I try to be conscious about bringing non-native and hybridized species into a habitat, but I think it can be safely said that these particular tropicals won’t be overpopulating anytime soon. Even the cold-hardy palms require a lot of attention to over-wintering or they will die. That said, keep them at home and preferably grow them in containers. Here are some websites with tips for picking species and growing conditions of hardy outdoor tropical plants:

Why I chose EarthBox.

Wood decking over composite roof liner. EarthBoxes haven't arrived yet.

In the past I’ve gardened ground-direct, in raised beds, or in standard planters. This year, because of the unique challenges of growing on a Chicago roof top, I chose self-irrigated planters (SIPs). Specifically, EarthBox brand.

EarthBoxes are popular in Chicago for many practical reasons, but also because they have received a lot of attention from local celeb chef and roof top gardener Rick Bayless. The Inside Urban Green blog posted an article several years ago about Rick’s rooftop.

Here are some other reason’s they seem practical and popular:

  • Ideal size 29″L x 14″W x 11″H
  • Easy to use, all-in-one, “just add water” kind of setup
  • Aesthetically pleasing: basic rectangle in 3 color choices
  • Good choice for hot spots due to self-contained irrigation
  • Can be brought indoors for year round gardening
  • Made of recyclable food-grade plastic
  • Have a strong resale value on eBay or Craig’sList
  • Affordable

That last point can be argued but even after reading a lot of ingenious garden blogs, I still found EarthBoxes to be a solid choice.
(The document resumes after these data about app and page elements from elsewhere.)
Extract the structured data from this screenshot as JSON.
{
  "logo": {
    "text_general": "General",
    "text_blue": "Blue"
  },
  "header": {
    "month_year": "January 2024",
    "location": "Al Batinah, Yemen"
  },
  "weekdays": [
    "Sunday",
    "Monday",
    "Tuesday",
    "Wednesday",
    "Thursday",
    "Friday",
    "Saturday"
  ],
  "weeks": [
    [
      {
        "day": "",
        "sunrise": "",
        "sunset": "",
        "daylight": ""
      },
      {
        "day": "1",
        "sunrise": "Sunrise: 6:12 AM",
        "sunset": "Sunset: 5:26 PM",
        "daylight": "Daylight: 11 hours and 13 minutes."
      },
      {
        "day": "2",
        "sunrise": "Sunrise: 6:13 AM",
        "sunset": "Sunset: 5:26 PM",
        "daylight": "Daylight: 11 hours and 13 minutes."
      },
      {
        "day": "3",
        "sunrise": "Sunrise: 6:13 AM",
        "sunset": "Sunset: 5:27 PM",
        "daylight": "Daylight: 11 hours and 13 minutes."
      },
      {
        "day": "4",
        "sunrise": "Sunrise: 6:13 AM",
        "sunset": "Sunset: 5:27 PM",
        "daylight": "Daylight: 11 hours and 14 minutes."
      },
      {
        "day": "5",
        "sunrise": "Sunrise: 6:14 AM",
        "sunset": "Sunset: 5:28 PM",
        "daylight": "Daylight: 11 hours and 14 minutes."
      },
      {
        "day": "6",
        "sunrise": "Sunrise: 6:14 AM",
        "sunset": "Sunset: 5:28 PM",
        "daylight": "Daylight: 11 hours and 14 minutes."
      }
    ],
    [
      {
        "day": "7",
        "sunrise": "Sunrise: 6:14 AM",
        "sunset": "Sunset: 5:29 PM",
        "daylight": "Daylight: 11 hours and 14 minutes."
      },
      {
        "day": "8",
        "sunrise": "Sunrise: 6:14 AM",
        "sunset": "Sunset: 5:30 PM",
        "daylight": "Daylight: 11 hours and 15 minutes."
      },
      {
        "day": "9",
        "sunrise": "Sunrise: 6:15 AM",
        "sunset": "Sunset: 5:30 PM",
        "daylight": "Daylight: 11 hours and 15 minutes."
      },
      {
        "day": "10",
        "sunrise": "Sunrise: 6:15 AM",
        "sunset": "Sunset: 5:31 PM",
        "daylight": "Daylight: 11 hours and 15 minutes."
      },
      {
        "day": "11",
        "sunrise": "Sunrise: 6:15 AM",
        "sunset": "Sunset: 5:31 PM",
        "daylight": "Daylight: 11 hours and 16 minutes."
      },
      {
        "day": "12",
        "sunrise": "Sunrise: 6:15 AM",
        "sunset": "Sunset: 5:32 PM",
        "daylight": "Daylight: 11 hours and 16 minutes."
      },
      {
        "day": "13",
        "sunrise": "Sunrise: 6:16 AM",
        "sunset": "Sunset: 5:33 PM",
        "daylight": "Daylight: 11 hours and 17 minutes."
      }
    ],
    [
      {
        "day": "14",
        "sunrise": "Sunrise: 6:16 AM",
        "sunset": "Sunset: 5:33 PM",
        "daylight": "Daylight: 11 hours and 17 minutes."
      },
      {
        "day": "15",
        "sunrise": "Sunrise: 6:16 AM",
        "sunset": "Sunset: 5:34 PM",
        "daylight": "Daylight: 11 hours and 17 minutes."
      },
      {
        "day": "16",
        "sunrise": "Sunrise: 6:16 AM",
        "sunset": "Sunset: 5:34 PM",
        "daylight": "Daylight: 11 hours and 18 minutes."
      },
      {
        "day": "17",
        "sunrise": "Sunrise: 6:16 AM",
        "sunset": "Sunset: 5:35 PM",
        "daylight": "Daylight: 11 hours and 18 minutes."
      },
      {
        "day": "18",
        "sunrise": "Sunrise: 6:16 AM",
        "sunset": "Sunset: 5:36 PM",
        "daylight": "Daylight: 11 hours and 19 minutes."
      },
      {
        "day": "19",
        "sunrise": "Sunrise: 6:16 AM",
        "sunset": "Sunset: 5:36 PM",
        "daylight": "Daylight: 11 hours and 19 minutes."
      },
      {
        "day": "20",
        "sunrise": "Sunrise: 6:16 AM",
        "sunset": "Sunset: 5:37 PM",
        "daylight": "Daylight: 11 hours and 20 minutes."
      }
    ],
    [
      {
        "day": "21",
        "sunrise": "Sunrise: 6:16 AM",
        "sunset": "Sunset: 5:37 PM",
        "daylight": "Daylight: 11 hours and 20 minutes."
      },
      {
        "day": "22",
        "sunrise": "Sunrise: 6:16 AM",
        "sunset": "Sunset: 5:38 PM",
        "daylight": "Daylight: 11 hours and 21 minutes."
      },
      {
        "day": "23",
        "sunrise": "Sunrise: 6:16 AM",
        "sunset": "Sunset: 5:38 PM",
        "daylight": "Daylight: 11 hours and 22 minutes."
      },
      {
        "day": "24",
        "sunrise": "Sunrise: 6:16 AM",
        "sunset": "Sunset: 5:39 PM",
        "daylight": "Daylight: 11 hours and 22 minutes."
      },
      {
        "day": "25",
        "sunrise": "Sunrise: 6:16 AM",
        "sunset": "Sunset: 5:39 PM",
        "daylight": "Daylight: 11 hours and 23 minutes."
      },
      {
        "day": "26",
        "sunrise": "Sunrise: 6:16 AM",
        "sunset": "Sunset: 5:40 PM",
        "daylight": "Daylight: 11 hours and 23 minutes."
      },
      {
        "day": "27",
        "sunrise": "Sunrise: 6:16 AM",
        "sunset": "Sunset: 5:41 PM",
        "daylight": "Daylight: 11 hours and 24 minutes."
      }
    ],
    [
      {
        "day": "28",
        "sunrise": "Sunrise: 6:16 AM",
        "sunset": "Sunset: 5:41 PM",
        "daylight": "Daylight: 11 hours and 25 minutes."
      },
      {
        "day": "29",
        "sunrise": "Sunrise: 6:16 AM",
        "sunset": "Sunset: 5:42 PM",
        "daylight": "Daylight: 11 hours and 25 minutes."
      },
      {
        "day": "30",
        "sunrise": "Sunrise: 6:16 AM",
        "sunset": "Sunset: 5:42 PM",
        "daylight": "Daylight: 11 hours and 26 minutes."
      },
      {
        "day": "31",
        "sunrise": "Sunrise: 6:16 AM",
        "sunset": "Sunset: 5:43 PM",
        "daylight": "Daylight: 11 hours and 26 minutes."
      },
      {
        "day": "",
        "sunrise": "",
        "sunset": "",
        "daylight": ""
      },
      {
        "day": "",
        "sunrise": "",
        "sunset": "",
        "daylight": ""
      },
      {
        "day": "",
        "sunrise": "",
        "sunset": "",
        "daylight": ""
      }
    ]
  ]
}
Even DIYers end up spending money on plastic buckets and fittings and tubing and trellises. And I’m not so sure the hardware buckets and tubing are made out of safe plastic. I’m all for DIY projects, so if nothing else they may save a few bucks and are a fun project. But I’m also all for supporting small businesses doing big things like EarthBox.

I started out by purchasing 10 EarthBoxes so I got a bulk discount of $27/box. After pricing planters in local garden centers and other SIPs online, that’s still a pretty good price. Also, it’s pretty clear they are popular enough that I could easily resell them if I wanted to.

The visual appeal, I have to admit, was a big factor for us. I grew up in the woods of Northern Michigan on a small hobby farm so the concept of aesthetics and gardening requires some swallowing of that rugged pride. But we want our roof to be an entertainment and relaxation area, so the uniform look of the boxes seems clean and unobtrusive (unless you’re into that blaze-orange Home Depot bucket look!) We want the focus to be on the beautiful plants not on the planters. Ok, the truth is, if I make our rooftop look sloppy I probably wouldn’t be allowed to garden next year. *smile*

The EarthBox website explains that each box holds approx. 2 cu. ft. of potting media. I spoke with a salesperson at Downtown Home & Garden Center in Ann Arbor, MI who highly endorses EarthBoxes and claims they only take 1.5 cu. feet. So that’s less than 80 pounds of wet weight per box. The Garden Center sold 2.0 cu. ft. bags of Sunrise organic potting mix in the media ratio that EarthBox suggests so that’s what I chose. I’ll be amending with dolomite and organic fertilizer.

I also spoke with the guys at Green Thumb Garden Center in Ferndale, MI who suggest I supplement my plant feeding with silica. They believe it’s a natural way for plants to add their own extra structure to their stems for situations like rooftops in Chicago where wind is a huge factor. EarthBox sells a trellis system but that would have made my purchase substantially more expensive. For support I’ll do DIY trellis and wind breaks this year and try the silica. Clearly this year will be a big experiment, but I suppose with gardening every year is.

Rooftop view looking East towards the city.